-- INPUT follows --

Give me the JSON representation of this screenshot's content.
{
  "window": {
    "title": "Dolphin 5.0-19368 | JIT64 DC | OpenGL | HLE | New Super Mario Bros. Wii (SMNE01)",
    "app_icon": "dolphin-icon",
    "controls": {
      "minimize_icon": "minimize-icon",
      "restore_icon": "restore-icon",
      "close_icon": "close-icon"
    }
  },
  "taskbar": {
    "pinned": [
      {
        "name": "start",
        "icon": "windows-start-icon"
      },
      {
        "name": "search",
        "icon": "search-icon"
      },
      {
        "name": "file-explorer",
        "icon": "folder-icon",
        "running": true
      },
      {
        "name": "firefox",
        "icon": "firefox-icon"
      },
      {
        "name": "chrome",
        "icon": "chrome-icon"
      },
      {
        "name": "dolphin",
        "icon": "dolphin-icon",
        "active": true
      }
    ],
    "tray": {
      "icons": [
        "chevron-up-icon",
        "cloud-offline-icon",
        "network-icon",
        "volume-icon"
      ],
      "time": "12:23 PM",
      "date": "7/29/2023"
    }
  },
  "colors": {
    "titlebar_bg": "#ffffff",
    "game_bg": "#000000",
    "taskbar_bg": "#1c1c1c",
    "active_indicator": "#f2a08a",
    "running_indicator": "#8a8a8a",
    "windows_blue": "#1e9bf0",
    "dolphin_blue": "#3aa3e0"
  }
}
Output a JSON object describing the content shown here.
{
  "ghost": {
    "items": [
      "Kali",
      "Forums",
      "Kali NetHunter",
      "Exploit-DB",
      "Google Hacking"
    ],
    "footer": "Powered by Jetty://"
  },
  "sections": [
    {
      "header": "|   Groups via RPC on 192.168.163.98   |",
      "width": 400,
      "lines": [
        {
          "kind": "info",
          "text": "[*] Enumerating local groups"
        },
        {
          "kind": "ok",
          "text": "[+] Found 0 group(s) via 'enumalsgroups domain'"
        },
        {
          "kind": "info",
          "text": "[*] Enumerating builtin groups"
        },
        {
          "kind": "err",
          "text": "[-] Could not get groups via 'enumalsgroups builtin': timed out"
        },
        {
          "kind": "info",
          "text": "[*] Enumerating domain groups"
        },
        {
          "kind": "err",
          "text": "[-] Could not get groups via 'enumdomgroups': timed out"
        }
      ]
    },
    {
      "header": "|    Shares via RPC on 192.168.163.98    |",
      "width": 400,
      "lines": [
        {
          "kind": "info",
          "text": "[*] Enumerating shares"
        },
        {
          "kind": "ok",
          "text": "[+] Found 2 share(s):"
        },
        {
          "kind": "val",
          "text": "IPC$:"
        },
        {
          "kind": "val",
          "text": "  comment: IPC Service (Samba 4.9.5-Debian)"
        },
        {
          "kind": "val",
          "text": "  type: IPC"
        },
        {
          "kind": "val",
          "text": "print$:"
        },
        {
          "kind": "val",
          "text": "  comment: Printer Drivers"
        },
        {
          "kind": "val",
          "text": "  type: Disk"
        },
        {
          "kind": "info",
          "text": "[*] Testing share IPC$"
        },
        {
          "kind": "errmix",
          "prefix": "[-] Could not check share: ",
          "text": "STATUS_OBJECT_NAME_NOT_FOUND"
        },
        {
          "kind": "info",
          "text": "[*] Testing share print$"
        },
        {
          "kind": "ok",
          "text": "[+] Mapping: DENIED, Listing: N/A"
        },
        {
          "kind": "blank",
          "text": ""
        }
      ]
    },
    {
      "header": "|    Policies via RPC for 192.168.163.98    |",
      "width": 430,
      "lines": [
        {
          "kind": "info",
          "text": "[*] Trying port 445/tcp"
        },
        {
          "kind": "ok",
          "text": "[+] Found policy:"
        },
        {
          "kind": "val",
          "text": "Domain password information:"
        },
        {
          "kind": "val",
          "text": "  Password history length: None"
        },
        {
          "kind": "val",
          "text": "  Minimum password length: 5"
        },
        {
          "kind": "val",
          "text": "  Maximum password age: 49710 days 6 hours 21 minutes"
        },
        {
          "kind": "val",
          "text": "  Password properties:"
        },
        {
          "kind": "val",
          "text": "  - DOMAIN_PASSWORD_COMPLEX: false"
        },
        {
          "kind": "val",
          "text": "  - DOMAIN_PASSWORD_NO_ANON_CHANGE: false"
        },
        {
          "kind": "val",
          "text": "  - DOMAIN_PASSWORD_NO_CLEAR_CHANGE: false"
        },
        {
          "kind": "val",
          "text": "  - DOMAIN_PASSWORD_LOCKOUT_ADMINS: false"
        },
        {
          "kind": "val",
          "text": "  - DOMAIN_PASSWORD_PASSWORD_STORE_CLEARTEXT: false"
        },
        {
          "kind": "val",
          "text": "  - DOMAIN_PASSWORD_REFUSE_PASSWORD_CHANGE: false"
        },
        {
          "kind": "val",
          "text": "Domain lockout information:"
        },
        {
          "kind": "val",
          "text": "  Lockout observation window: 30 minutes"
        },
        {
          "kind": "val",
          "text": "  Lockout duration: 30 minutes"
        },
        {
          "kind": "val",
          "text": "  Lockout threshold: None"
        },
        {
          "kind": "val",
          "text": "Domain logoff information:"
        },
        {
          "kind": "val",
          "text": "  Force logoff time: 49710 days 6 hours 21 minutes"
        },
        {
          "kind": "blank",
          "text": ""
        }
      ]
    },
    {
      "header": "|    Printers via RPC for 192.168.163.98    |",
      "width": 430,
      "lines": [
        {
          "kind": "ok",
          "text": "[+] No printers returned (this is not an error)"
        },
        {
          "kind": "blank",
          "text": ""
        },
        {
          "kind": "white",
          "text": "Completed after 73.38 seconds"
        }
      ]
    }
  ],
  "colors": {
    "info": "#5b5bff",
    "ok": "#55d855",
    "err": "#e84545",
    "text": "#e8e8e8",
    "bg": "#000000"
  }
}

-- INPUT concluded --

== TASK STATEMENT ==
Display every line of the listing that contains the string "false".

== YOUR RESPONSE ==
          "text": "  - DOMAIN_PASSWORD_COMPLEX: false"
          "text": "  - DOMAIN_PASSWORD_NO_ANON_CHANGE: false"
          "text": "  - DOMAIN_PASSWORD_NO_CLEAR_CHANGE: false"
          "text": "  - DOMAIN_PASSWORD_LOCKOUT_ADMINS: false"
          "text": "  - DOMAIN_PASSWORD_PASSWORD_STORE_CLEARTEXT: false"
          "text": "  - DOMAIN_PASSWORD_REFUSE_PASSWORD_CHANGE: false"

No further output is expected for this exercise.